Donning a “Make America Great Again” hat, Dion Cini lifted the “Trump 2020” sign high over his head as the giant, hollowed log plunged to watery depths below, the culmination of a journey through rocky caves, vine-strewn swamps and sun-drenched meadows, an excursion highlighted by visits with old friends named Br’er Fox, Br’er Bear and Br’er Rabbit.
Zip-a-Dee-Doo-Dah! Persons who do not meet the minimum height requirement of 40 inches may not be permitted to make America great again.
The incident was the second Disney World political stunt for Cini, who weeks ago unfurled a similar giant banner at Magic Kingdom. Cini also claimed responsibility for hanging a banner at Yankee Stadium in July and flashing it once more during a Broadway rendition of Disney’s film, “Frozen.”
Let it go.
After putting Cini’s annual pass on hold following the first Trump display, Disney decided this time around enough was enough, banning the New York City resident from its parks despite the aligning principles between making the country great again and Aladdin’s unquenchable desire for a whole new world.
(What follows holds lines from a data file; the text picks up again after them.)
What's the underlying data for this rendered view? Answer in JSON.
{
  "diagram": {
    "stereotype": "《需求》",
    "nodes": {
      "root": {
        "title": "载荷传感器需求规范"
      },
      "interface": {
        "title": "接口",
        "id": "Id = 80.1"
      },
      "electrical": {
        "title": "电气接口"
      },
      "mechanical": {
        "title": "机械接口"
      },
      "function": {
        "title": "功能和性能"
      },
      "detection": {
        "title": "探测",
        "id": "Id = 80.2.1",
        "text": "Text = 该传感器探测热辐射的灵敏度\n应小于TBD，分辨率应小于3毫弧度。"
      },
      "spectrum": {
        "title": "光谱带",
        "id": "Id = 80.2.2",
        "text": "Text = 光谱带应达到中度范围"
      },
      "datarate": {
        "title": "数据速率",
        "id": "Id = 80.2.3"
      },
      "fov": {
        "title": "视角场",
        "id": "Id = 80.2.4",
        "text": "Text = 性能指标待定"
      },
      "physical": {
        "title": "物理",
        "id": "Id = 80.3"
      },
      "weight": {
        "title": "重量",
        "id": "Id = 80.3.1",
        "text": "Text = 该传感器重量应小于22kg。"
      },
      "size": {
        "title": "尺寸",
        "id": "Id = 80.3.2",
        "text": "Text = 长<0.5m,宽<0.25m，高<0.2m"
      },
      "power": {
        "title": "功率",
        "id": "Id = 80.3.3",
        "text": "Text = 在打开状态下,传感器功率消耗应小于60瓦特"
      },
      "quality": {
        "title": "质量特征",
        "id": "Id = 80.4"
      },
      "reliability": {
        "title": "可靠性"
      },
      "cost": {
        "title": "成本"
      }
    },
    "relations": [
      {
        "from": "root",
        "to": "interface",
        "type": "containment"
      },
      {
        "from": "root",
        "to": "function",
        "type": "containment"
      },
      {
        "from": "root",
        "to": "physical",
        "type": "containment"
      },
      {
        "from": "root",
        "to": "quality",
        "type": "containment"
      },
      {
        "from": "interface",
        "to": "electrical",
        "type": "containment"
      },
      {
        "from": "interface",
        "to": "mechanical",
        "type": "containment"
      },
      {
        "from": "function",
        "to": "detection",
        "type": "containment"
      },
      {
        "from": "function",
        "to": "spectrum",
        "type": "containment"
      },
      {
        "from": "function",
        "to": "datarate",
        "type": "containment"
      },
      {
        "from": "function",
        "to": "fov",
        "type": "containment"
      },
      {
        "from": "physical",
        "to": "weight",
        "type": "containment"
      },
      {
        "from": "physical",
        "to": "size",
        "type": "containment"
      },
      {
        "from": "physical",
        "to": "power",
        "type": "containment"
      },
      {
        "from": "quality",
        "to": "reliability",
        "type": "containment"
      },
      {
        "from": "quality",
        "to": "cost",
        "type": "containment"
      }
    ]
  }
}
Cini posted a Facebook photo of the note he received from the Orange County Sheriff’s Office informing him of the ban.
“Trespassed from all of Walt Disney World properties to include, but not limited to, Theme Parks, Water Parks Resorts and Disney Springs,” the note read. “Conduct not welcome on WDW Property.”
“Banned for life from Walt Disney World for the 2nd time in a month," Cini vented on Facebook in response. "They hate my signs, or the President? Maybe both?”
Disney park policies, meanwhile, list “Unauthorized events, demonstrations or speeches, or the usage of any flag, banner or sign for commercial purposes, or to incite a crowd” as prohibited activities.
What is life coming to when poor unfortunate souls aren’t permitted to blatantly express political affiliation — the simple bare necessities — amidst imaginative children, seven dwarfs, Dumbo, Buzz Lightyear or Jiminy Cricket?
“I did not break the rules,” Cini told The Washington Post. “I was on a ride. I was not inciting a crowd. There was no crowd.”
Cini told the Post he intends to fight Disney’s Cruella de Vil-ish decision in court, but for everyone else, it doesn’t matter — it’s in the past.